HOW TO COMPLETE THIS TASK:
Below are some records; copy each line in them that contains "Water".

DATA SUPPLIED:
::::::

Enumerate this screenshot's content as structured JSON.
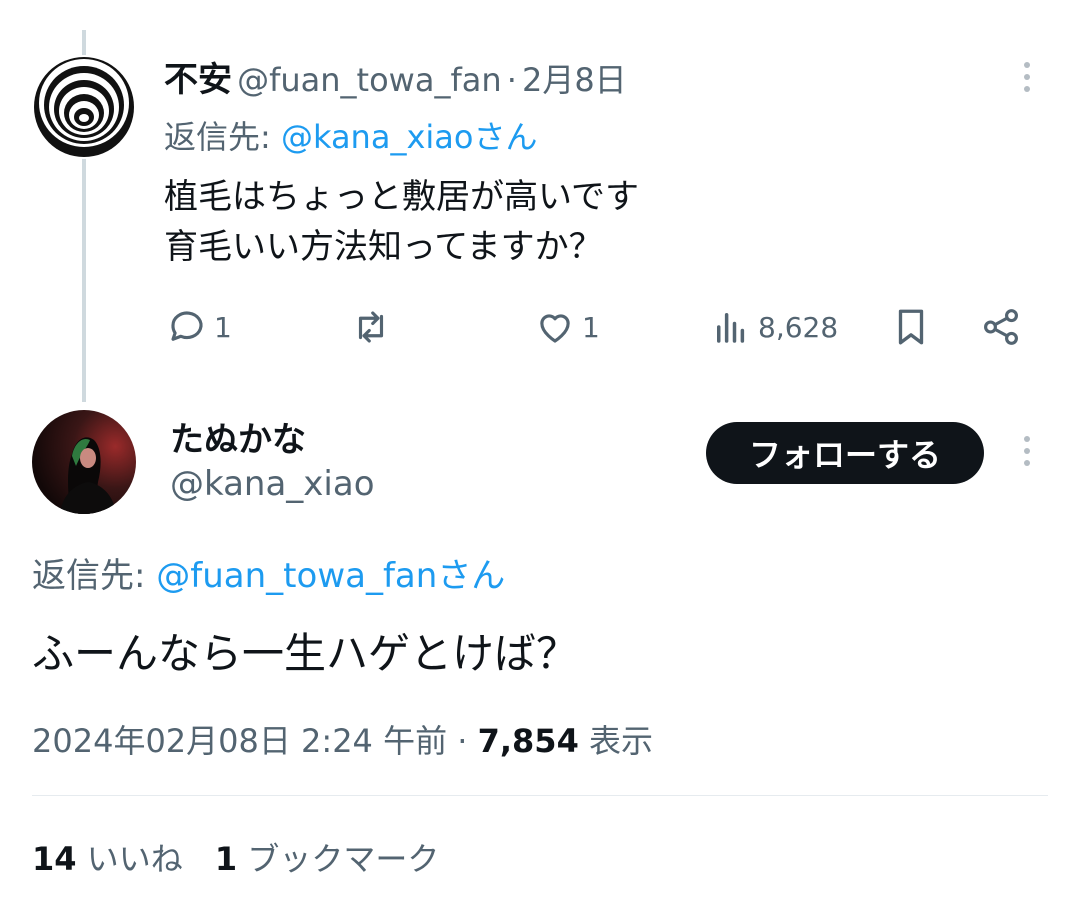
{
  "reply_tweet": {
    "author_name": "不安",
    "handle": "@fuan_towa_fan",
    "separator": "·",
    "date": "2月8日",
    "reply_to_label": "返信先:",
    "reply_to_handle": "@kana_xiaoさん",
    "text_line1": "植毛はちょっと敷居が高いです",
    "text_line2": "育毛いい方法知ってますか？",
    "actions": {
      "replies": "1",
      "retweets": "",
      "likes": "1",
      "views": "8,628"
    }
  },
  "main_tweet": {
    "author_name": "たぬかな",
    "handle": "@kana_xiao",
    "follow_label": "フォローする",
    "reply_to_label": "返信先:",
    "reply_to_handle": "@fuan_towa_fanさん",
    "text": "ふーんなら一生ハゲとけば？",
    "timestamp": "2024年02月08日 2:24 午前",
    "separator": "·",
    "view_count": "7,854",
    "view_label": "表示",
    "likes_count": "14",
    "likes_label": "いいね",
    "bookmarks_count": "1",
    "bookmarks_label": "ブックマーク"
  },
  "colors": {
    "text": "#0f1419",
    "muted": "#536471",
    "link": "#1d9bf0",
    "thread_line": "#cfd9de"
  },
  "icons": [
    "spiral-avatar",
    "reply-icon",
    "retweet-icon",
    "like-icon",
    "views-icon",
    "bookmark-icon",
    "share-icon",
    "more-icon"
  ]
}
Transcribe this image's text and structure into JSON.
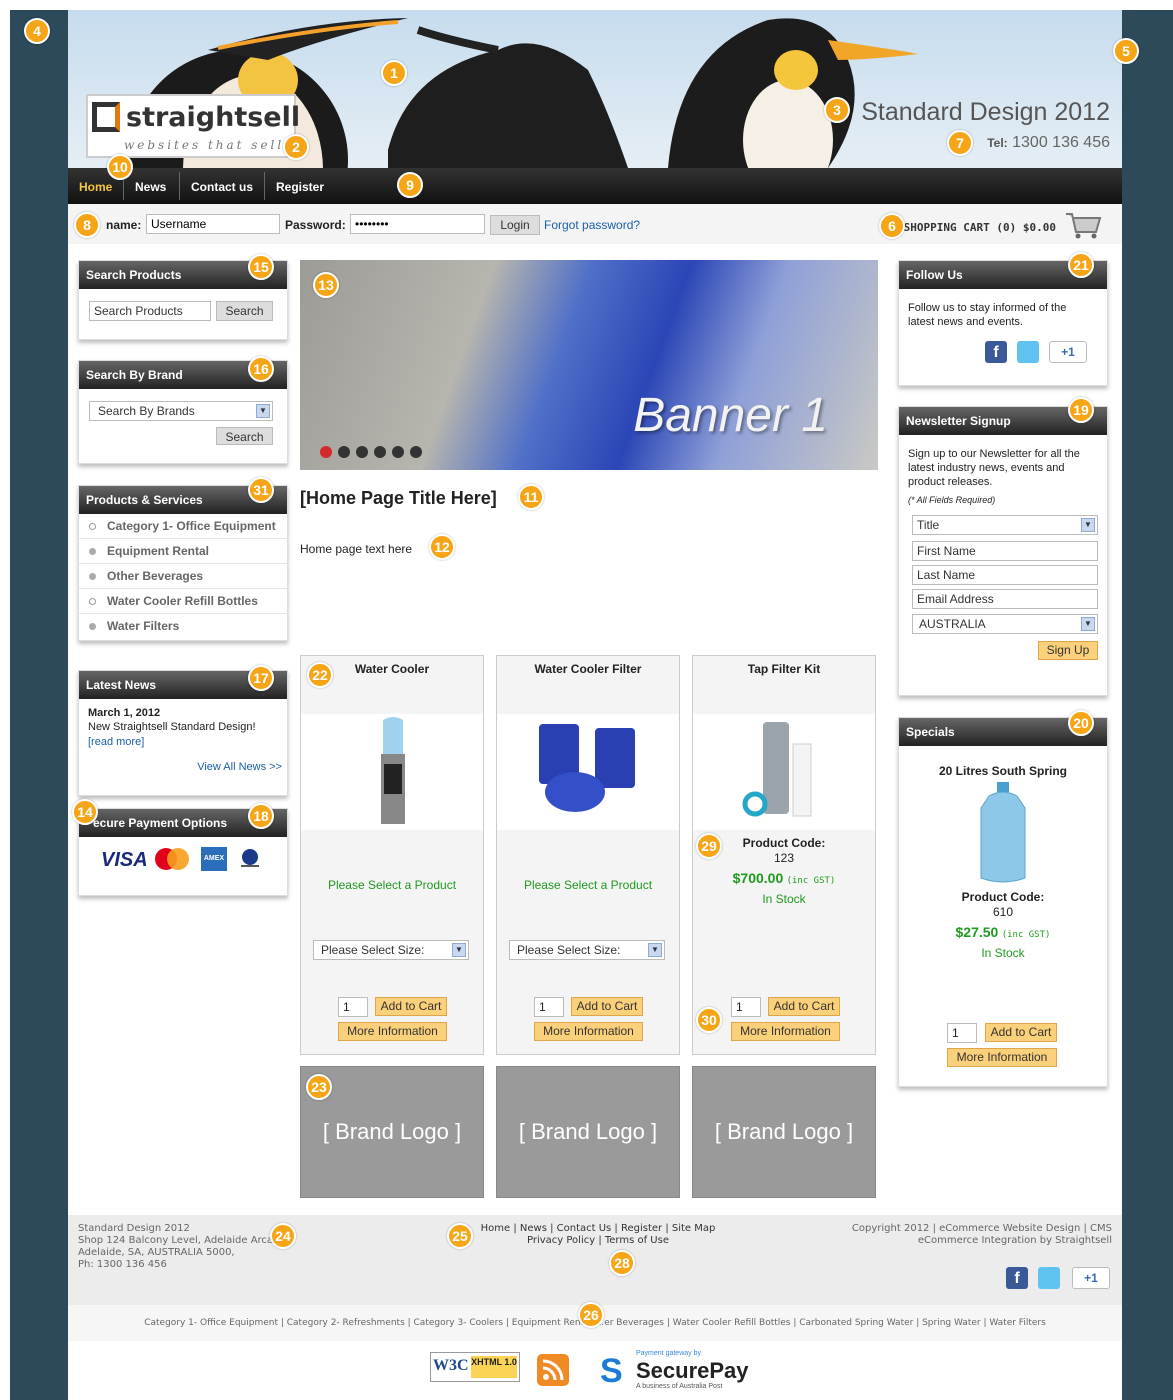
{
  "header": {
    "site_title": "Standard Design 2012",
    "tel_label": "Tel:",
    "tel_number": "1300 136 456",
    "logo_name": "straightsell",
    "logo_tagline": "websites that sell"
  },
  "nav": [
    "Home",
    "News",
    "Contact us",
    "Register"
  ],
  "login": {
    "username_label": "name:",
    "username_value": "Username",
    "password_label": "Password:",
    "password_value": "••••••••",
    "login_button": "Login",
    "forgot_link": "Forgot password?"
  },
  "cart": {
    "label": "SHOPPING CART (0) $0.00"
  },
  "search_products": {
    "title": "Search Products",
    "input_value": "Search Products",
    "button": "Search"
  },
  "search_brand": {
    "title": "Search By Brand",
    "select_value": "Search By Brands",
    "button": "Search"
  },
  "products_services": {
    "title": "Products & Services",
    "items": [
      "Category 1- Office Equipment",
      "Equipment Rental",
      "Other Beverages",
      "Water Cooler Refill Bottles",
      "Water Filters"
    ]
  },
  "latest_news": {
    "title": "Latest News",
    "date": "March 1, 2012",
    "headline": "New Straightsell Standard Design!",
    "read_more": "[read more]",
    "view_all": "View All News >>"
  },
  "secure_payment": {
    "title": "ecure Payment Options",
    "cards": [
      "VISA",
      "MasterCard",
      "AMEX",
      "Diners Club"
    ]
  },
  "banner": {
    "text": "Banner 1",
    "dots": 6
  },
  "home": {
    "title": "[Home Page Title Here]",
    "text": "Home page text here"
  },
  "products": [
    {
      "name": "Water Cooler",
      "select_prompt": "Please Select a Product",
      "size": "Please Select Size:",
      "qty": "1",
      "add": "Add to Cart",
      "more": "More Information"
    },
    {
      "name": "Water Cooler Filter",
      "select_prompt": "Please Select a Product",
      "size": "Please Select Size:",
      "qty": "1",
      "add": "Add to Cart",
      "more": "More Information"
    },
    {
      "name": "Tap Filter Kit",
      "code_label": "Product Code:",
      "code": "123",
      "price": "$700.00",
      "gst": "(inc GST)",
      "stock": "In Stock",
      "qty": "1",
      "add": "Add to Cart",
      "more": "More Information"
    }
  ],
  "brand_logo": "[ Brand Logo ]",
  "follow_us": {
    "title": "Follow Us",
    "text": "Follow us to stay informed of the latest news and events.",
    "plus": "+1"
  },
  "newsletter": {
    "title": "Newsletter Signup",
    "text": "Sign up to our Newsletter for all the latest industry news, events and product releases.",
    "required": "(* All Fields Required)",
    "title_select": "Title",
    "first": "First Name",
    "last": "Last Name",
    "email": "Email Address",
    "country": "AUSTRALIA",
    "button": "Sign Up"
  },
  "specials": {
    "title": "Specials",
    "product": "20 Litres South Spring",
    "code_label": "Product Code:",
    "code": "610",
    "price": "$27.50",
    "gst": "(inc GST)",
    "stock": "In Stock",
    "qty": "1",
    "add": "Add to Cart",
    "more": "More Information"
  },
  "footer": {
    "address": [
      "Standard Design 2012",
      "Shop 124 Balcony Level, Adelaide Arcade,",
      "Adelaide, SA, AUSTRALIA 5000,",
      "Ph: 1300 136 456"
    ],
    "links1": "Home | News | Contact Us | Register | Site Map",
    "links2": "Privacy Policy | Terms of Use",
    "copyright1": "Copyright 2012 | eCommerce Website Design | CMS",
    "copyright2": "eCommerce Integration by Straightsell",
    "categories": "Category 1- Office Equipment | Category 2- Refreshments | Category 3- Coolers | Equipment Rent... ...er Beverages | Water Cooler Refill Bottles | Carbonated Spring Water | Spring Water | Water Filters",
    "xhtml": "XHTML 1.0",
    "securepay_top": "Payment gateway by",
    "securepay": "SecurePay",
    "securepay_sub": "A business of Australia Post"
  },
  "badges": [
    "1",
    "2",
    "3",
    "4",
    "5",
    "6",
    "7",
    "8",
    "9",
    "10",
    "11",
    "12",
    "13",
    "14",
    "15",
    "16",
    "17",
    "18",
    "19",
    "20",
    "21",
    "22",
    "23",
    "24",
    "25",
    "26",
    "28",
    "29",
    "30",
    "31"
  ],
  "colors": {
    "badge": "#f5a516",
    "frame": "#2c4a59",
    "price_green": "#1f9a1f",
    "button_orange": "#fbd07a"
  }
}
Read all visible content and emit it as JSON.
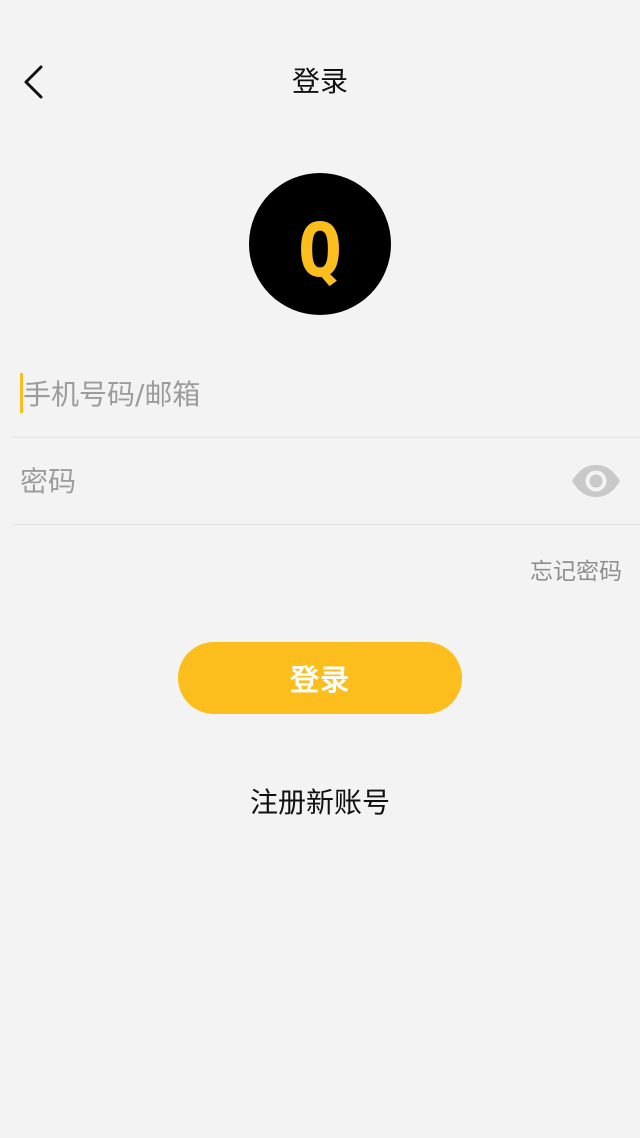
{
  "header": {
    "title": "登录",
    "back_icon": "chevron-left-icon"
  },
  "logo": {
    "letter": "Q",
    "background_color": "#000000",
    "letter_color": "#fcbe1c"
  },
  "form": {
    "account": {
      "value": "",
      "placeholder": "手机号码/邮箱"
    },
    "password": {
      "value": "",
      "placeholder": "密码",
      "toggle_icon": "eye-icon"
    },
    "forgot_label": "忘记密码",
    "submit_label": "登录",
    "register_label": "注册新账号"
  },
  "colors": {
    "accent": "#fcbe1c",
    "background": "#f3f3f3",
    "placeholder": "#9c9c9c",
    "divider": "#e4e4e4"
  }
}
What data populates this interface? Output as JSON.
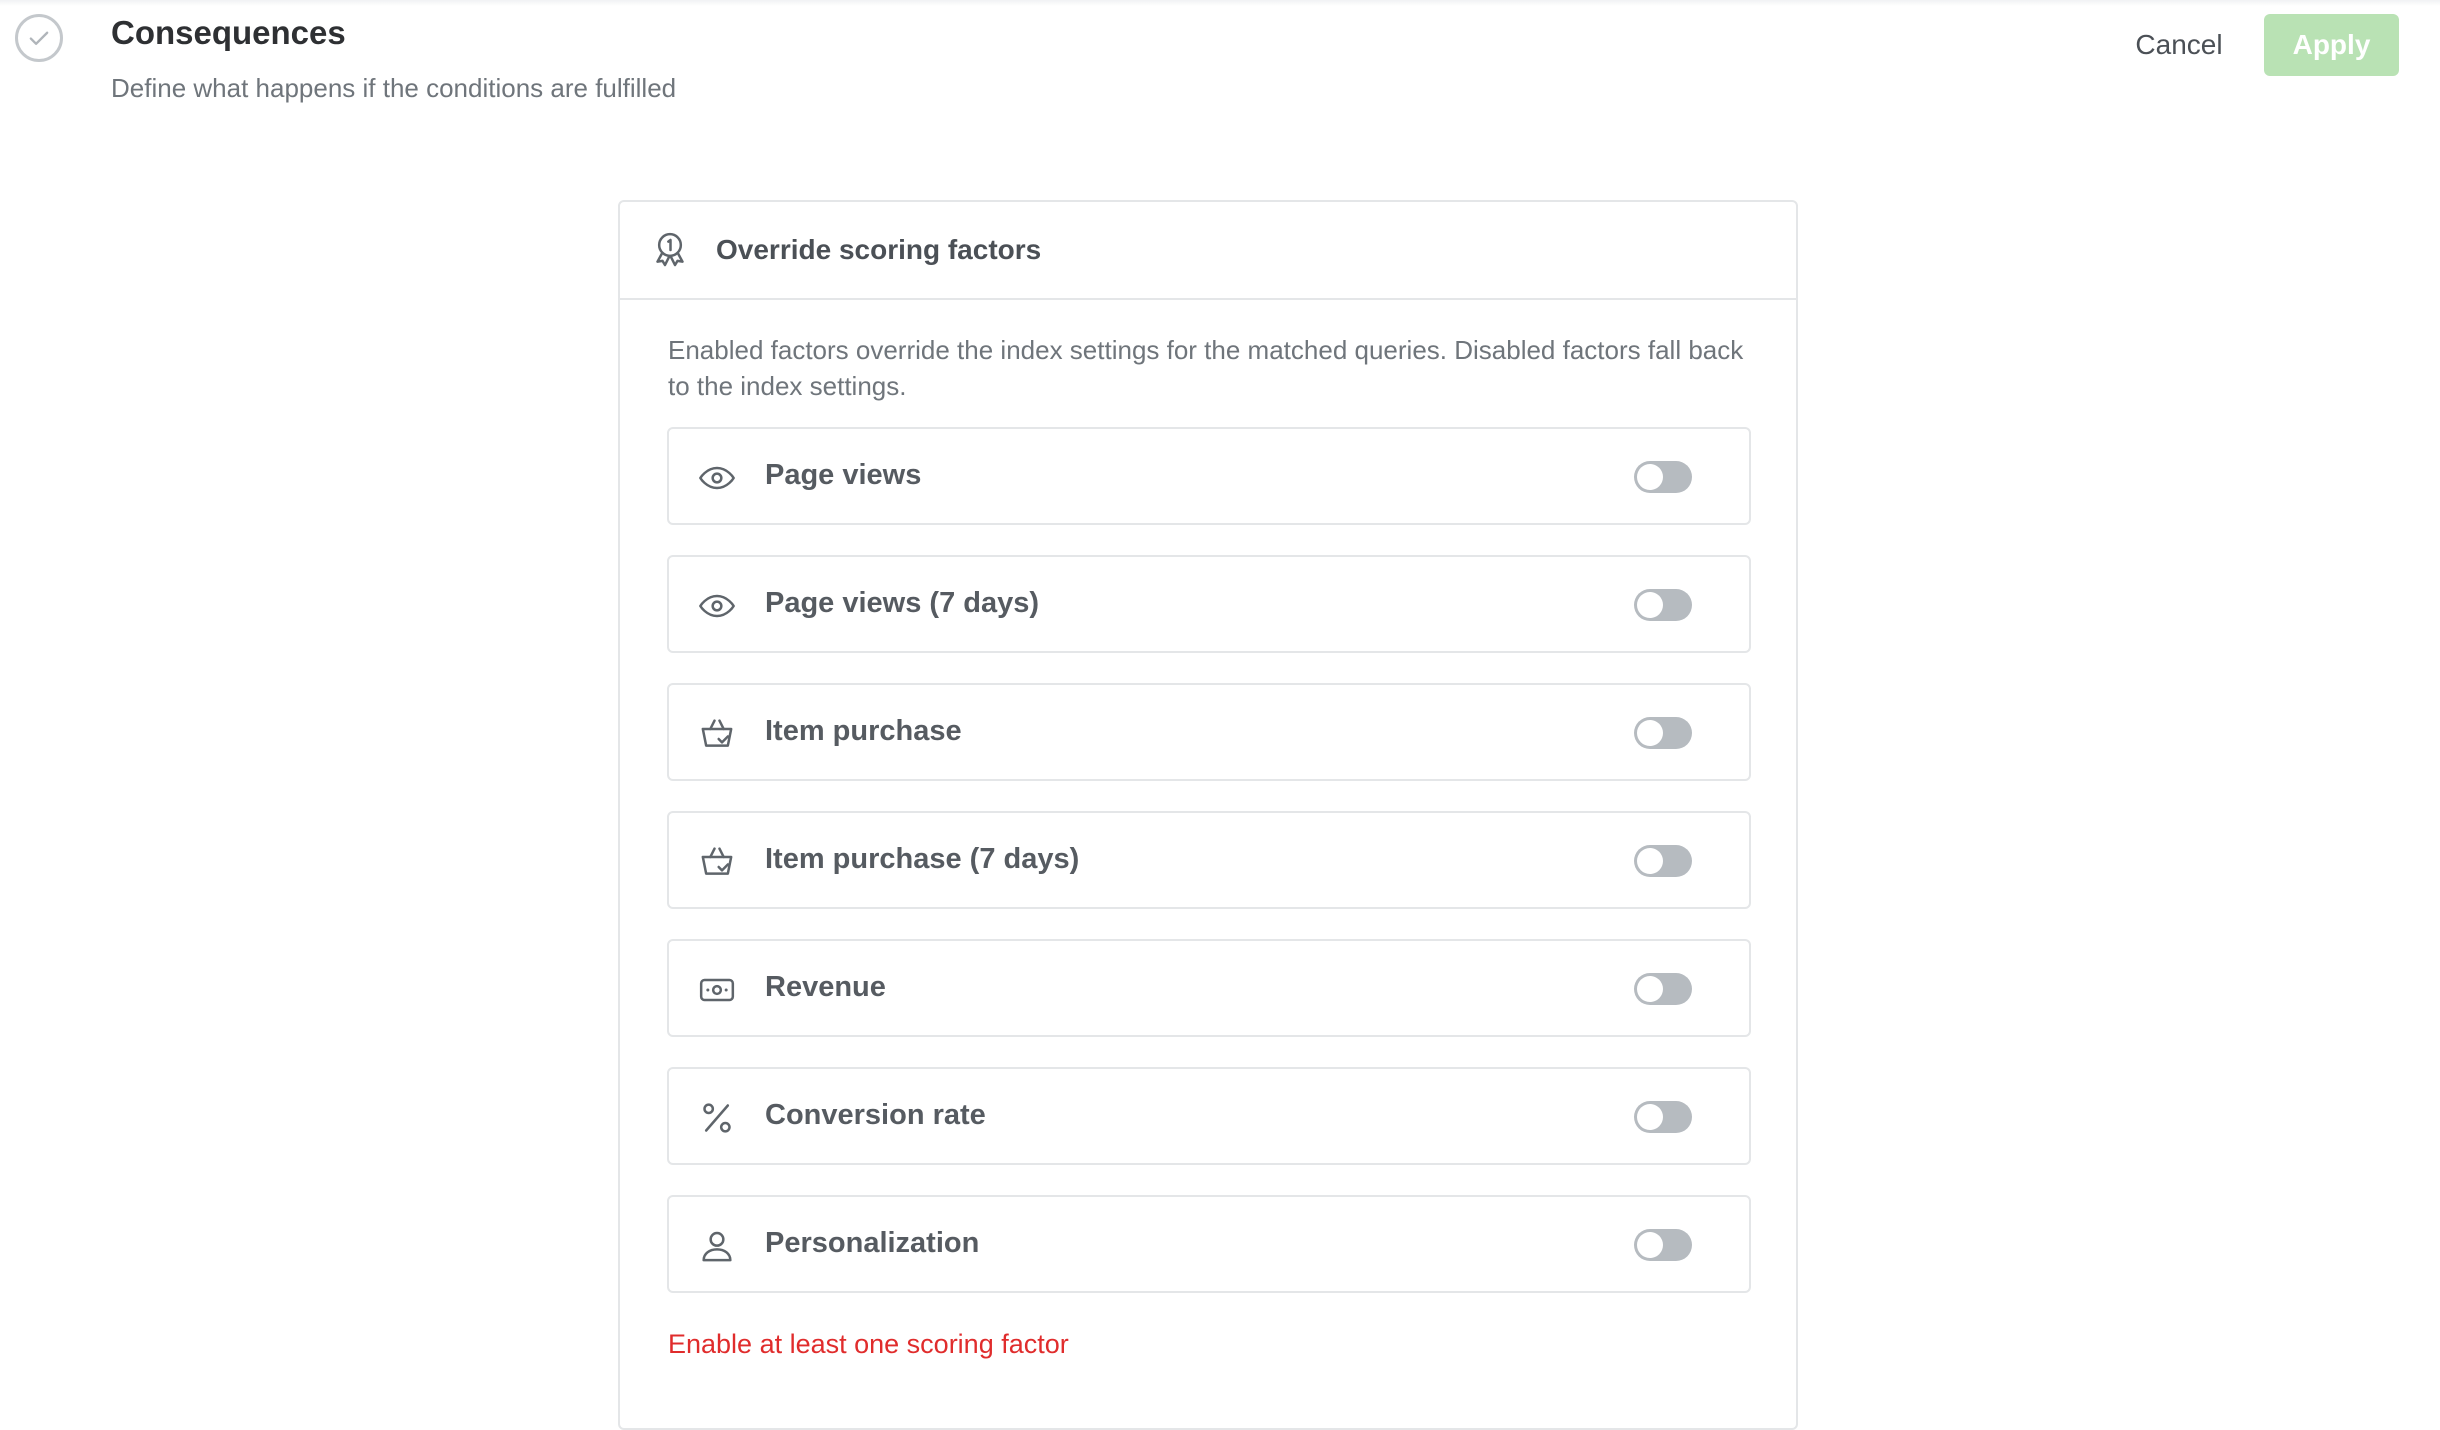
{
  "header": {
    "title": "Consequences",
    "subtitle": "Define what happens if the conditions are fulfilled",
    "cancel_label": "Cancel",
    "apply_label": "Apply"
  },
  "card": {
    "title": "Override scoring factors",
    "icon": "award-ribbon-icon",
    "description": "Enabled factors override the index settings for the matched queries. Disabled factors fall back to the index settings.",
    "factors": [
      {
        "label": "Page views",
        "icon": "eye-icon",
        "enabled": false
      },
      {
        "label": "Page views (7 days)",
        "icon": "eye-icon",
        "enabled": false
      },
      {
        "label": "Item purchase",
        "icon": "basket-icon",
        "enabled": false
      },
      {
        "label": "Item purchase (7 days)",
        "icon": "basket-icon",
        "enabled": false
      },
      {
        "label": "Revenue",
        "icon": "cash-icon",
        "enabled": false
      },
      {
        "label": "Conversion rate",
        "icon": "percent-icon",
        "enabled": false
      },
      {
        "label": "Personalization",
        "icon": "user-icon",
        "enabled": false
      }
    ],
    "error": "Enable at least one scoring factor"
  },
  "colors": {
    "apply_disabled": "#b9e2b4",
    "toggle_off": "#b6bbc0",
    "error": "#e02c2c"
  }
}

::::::

SOLUTION TO THE PROBLEM:
      "Water Cooler Refill Bottles",
      "Water Filters"
      "name": "Water Cooler",
      "name": "Water Cooler Filter",
    "categories": "Category 1- Office Equipment | Category 2- Refreshments | Category 3- Coolers | Equipment Rent... ...er Beverages | Water Cooler Refill Bottles | Carbonated Spring Water | Spring Water | Water Filters",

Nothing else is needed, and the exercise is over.